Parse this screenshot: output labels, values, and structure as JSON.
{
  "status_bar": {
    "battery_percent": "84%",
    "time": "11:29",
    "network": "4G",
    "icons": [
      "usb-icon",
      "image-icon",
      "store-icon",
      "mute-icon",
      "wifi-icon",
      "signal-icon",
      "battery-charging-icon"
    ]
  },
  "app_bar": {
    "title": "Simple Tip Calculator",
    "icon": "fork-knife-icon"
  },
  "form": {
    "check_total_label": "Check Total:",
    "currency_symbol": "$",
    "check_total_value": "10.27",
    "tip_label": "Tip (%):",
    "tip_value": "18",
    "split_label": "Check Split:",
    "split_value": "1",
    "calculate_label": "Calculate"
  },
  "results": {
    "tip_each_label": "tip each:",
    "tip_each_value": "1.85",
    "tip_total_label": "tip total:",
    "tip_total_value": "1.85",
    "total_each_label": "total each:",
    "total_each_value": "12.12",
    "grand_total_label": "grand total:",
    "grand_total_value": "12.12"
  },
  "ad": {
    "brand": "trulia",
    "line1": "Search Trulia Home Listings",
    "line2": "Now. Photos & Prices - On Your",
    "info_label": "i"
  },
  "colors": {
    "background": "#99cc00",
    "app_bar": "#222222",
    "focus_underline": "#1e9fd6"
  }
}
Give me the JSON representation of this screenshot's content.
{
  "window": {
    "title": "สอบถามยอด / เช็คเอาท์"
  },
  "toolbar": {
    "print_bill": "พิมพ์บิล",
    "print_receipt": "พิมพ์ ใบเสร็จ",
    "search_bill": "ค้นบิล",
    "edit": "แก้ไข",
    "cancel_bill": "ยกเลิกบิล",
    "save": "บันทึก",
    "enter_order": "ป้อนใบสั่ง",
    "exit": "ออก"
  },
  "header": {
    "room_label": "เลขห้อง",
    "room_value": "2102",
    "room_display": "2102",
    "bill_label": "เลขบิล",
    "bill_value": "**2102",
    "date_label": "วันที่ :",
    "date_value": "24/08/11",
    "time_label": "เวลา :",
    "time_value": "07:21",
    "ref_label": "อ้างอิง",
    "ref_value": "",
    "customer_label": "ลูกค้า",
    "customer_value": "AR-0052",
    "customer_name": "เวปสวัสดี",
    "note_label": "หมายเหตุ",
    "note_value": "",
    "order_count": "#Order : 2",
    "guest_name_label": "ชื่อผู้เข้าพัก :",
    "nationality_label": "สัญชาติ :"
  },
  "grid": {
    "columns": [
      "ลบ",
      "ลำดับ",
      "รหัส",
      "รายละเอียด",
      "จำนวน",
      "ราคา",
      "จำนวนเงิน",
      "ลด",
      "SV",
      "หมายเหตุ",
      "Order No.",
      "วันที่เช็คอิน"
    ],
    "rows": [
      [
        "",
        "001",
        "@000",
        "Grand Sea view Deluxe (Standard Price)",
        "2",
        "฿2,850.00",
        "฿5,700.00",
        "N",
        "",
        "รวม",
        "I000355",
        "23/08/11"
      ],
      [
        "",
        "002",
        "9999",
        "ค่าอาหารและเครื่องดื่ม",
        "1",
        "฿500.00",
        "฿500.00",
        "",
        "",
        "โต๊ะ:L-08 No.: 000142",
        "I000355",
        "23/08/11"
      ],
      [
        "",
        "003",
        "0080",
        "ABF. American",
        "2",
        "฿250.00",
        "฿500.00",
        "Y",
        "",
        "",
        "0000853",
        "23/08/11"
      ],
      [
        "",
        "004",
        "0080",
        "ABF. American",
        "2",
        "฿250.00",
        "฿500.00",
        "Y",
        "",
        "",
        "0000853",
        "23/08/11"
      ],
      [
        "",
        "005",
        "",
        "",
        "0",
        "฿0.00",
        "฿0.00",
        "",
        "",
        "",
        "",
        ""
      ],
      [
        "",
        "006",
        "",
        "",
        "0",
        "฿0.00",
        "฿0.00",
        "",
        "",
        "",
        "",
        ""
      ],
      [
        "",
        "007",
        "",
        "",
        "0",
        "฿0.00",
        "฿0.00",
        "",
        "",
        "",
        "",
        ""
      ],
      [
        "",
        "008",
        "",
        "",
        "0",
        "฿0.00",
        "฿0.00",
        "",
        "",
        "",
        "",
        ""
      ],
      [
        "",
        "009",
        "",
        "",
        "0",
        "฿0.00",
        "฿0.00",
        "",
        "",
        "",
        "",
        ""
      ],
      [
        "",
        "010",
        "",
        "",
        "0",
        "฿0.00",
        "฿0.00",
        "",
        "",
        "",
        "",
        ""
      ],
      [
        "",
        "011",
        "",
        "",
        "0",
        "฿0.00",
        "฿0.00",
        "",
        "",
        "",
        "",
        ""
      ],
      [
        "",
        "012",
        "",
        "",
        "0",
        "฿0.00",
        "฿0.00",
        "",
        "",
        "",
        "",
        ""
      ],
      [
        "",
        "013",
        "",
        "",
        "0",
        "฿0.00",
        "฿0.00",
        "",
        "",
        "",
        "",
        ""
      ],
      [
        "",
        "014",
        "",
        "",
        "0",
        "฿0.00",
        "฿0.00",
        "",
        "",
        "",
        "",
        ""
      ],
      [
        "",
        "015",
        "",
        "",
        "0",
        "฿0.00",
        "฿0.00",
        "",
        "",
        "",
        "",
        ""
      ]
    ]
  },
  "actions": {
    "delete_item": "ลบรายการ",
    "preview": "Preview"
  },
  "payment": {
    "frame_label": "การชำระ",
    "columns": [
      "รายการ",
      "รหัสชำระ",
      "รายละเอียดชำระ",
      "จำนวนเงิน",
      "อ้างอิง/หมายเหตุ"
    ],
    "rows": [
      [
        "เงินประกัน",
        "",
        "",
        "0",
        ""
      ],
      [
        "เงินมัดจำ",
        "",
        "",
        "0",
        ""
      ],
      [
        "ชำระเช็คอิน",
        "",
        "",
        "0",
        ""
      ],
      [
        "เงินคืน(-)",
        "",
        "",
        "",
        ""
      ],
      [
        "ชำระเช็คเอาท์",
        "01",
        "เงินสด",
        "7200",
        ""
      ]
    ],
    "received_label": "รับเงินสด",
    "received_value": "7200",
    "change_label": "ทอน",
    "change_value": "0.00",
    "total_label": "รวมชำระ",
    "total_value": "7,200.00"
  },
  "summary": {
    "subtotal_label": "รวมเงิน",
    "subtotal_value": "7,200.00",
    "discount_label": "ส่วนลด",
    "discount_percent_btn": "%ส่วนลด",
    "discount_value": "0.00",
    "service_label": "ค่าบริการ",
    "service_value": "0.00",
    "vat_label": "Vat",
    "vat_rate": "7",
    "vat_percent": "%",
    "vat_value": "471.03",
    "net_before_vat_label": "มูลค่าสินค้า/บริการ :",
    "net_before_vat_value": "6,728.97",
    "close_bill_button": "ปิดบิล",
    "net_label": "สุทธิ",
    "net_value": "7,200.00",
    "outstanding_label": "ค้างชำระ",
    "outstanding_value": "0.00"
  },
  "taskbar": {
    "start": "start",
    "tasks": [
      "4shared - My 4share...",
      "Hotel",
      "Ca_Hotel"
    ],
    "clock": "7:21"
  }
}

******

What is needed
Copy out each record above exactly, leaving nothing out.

Exercise result
Parse this screenshot: output labels, values, and structure as JSON.
{
  "status_bar": {
    "battery_percent": "84%",
    "time": "11:29",
    "network": "4G",
    "icons": [
      "usb-icon",
      "image-icon",
      "store-icon",
      "mute-icon",
      "wifi-icon",
      "signal-icon",
      "battery-charging-icon"
    ]
  },
  "app_bar": {
    "title": "Simple Tip Calculator",
    "icon": "fork-knife-icon"
  },
  "form": {
    "check_total_label": "Check Total:",
    "currency_symbol": "$",
    "check_total_value": "10.27",
    "tip_label": "Tip (%):",
    "tip_value": "18",
    "split_label": "Check Split:",
    "split_value": "1",
    "calculate_label": "Calculate"
  },
  "results": {
    "tip_each_label": "tip each:",
    "tip_each_value": "1.85",
    "tip_total_label": "tip total:",
    "tip_total_value": "1.85",
    "total_each_label": "total each:",
    "total_each_value": "12.12",
    "grand_total_label": "grand total:",
    "grand_total_value": "12.12"
  },
  "ad": {
    "brand": "trulia",
    "line1": "Search Trulia Home Listings",
    "line2": "Now. Photos & Prices - On Your",
    "info_label": "i"
  },
  "colors": {
    "background": "#99cc00",
    "app_bar": "#222222",
    "focus_underline": "#1e9fd6"
  }
}
Give me the JSON representation of this screenshot's content.
{
  "window": {
    "title": "สอบถามยอด / เช็คเอาท์"
  },
  "toolbar": {
    "print_bill": "พิมพ์บิล",
    "print_receipt": "พิมพ์ ใบเสร็จ",
    "search_bill": "ค้นบิล",
    "edit": "แก้ไข",
    "cancel_bill": "ยกเลิกบิล",
    "save": "บันทึก",
    "enter_order": "ป้อนใบสั่ง",
    "exit": "ออก"
  },
  "header": {
    "room_label": "เลขห้อง",
    "room_value": "2102",
    "room_display": "2102",
    "bill_label": "เลขบิล",
    "bill_value": "**2102",
    "date_label": "วันที่ :",
    "date_value": "24/08/11",
    "time_label": "เวลา :",
    "time_value": "07:21",
    "ref_label": "อ้างอิง",
    "ref_value": "",
    "customer_label": "ลูกค้า",
    "customer_value": "AR-0052",
    "customer_name": "เวปสวัสดี",
    "note_label": "หมายเหตุ",
    "note_value": "",
    "order_count": "#Order : 2",
    "guest_name_label": "ชื่อผู้เข้าพัก :",
    "nationality_label": "สัญชาติ :"
  },
  "grid": {
    "columns": [
      "ลบ",
      "ลำดับ",
      "รหัส",
      "รายละเอียด",
      "จำนวน",
      "ราคา",
      "จำนวนเงิน",
      "ลด",
      "SV",
      "หมายเหตุ",
      "Order No.",
      "วันที่เช็คอิน"
    ],
    "rows": [
      [
        "",
        "001",
        "@000",
        "Grand Sea view Deluxe (Standard Price)",
        "2",
        "฿2,850.00",
        "฿5,700.00",
        "N",
        "",
        "รวม",
        "I000355",
        "23/08/11"
      ],
      [
        "",
        "002",
        "9999",
        "ค่าอาหารและเครื่องดื่ม",
        "1",
        "฿500.00",
        "฿500.00",
        "",
        "",
        "โต๊ะ:L-08 No.: 000142",
        "I000355",
        "23/08/11"
      ],
      [
        "",
        "003",
        "0080",
        "ABF. American",
        "2",
        "฿250.00",
        "฿500.00",
        "Y",
        "",
        "",
        "0000853",
        "23/08/11"
      ],
      [
        "",
        "004",
        "0080",
        "ABF. American",
        "2",
        "฿250.00",
        "฿500.00",
        "Y",
        "",
        "",
        "0000853",
        "23/08/11"
      ],
      [
        "",
        "005",
        "",
        "",
        "0",
        "฿0.00",
        "฿0.00",
        "",
        "",
        "",
        "",
        ""
      ],
      [
        "",
        "006",
        "",
        "",
        "0",
        "฿0.00",
        "฿0.00",
        "",
        "",
        "",
        "",
        ""
      ],
      [
        "",
        "007",
        "",
        "",
        "0",
        "฿0.00",
        "฿0.00",
        "",
        "",
        "",
        "",
        ""
      ],
      [
        "",
        "008",
        "",
        "",
        "0",
        "฿0.00",
        "฿0.00",
        "",
        "",
        "",
        "",
        ""
      ],
      [
        "",
        "009",
        "",
        "",
        "0",
        "฿0.00",
        "฿0.00",
        "",
        "",
        "",
        "",
        ""
      ],
      [
        "",
        "010",
        "",
        "",
        "0",
        "฿0.00",
        "฿0.00",
        "",
        "",
        "",
        "",
        ""
      ],
      [
        "",
        "011",
        "",
        "",
        "0",
        "฿0.00",
        "฿0.00",
        "",
        "",
        "",
        "",
        ""
      ],
      [
        "",
        "012",
        "",
        "",
        "0",
        "฿0.00",
        "฿0.00",
        "",
        "",
        "",
        "",
        ""
      ],
      [
        "",
        "013",
        "",
        "",
        "0",
        "฿0.00",
        "฿0.00",
        "",
        "",
        "",
        "",
        ""
      ],
      [
        "",
        "014",
        "",
        "",
        "0",
        "฿0.00",
        "฿0.00",
        "",
        "",
        "",
        "",
        ""
      ],
      [
        "",
        "015",
        "",
        "",
        "0",
        "฿0.00",
        "฿0.00",
        "",
        "",
        "",
        "",
        ""
      ]
    ]
  },
  "actions": {
    "delete_item": "ลบรายการ",
    "preview": "Preview"
  },
  "payment": {
    "frame_label": "การชำระ",
    "columns": [
      "รายการ",
      "รหัสชำระ",
      "รายละเอียดชำระ",
      "จำนวนเงิน",
      "อ้างอิง/หมายเหตุ"
    ],
    "rows": [
      [
        "เงินประกัน",
        "",
        "",
        "0",
        ""
      ],
      [
        "เงินมัดจำ",
        "",
        "",
        "0",
        ""
      ],
      [
        "ชำระเช็คอิน",
        "",
        "",
        "0",
        ""
      ],
      [
        "เงินคืน(-)",
        "",
        "",
        "",
        ""
      ],
      [
        "ชำระเช็คเอาท์",
        "01",
        "เงินสด",
        "7200",
        ""
      ]
    ],
    "received_label": "รับเงินสด",
    "received_value": "7200",
    "change_label": "ทอน",
    "change_value": "0.00",
    "total_label": "รวมชำระ",
    "total_value": "7,200.00"
  },
  "summary": {
    "subtotal_label": "รวมเงิน",
    "subtotal_value": "7,200.00",
    "discount_label": "ส่วนลด",
    "discount_percent_btn": "%ส่วนลด",
    "discount_value": "0.00",
    "service_label": "ค่าบริการ",
    "service_value": "0.00",
    "vat_label": "Vat",
    "vat_rate": "7",
    "vat_percent": "%",
    "vat_value": "471.03",
    "net_before_vat_label": "มูลค่าสินค้า/บริการ :",
    "net_before_vat_value": "6,728.97",
    "close_bill_button": "ปิดบิล",
    "net_label": "สุทธิ",
    "net_value": "7,200.00",
    "outstanding_label": "ค้างชำระ",
    "outstanding_value": "0.00"
  },
  "taskbar": {
    "start": "start",
    "tasks": [
      "4shared - My 4share...",
      "Hotel",
      "Ca_Hotel"
    ],
    "clock": "7:21"
  }
}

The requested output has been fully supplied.